NEW YORK — From the moment world No. 1 Carlos Alcaraz lifted the Wimbledon trophy after defeating Novak Djokovic in an epic five-set thriller in July, tennis fans have been manifesting a rematch in New York. And for most of the past two weeks, their meeting in Sunday’s US Open final seemed inevitable. Djokovic did his part Friday, taking the first semifinal in straight sets over American Ben Shelton 6-3, 6-2, 7-6 (4) and booking his spot in the final.
But 2021 US Open champion Daniil Medvedev had other plans and ended the 20-year-old’s run toward a second-straight US Open title with a 7-6 (3), 6-1, 3-6, 6-3 win in Friday’s second semifinal. With the victory, Medvedev set up a rematch of his own against Djokovic, who he defeated here two years ago to win his first and only major title.
So, what went wrong for Spain’s Carlos Alcaraz? Here are four takeaways from his exit.
Medvedev won the mental game.
Throughout Friday’s match, the 27-year-old Russian appeared calm and emotionless, even in that tight third set. During changeovers, Medvedev sat with an almost tranquil demeanor until the last moment, while Alcaraz jumped up early, bounced around his side of the court and hit balls against the wall behind the baseline.
In the first set tiebreak, Alcaraz uncharacteristically lost his cool and came close to smashing his racket against the court. “After 3-all in the tiebreak, I lose my mind,” Alcaraz said after the match. “I make three or four points without control. I didn’t think. I totally lose my mind on that set. I was fighting for 50 minutes and then, for four points, lose my mind. It was really tough for me to handle it. In the second set, I didn’t come back.”
Medvedev pounced any time he saw Alcaraz give in to his emotions. That, as much as his net game, was part of the plan. “In sport, I believe the energy you have, the determination, that makes a huge difference,” Medvedev’s coach, Gilles Cervara, said after the match.

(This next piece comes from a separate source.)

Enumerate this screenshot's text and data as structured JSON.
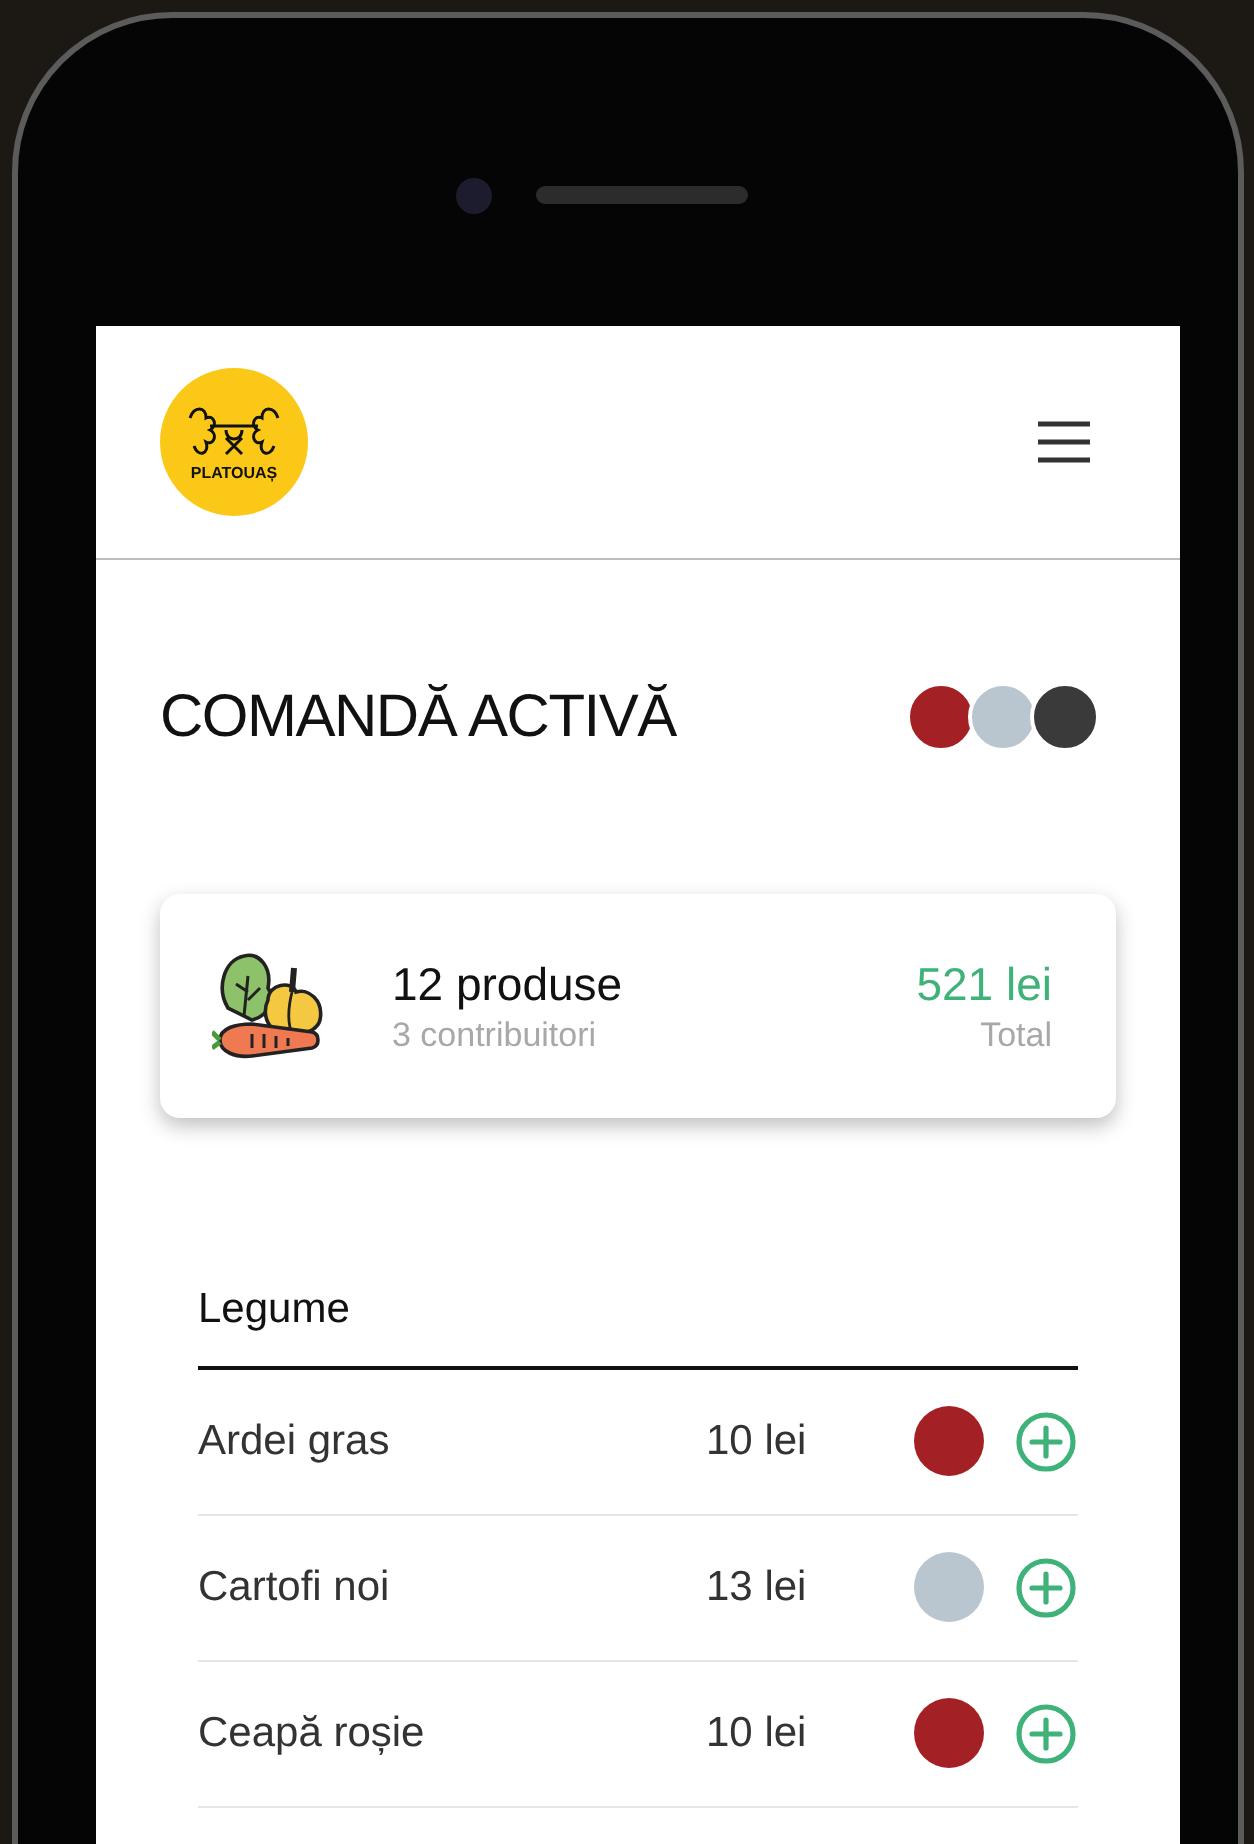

Cervara said he told Medvedev to play aggressive, attacking tennis against Alcaraz, but that Medvedev’s mindset was just as important in earning the upset. “To be aggressive is one part of the strategy,” Cervara said. “But it’s also your mental game. It’s not just hitting the ball…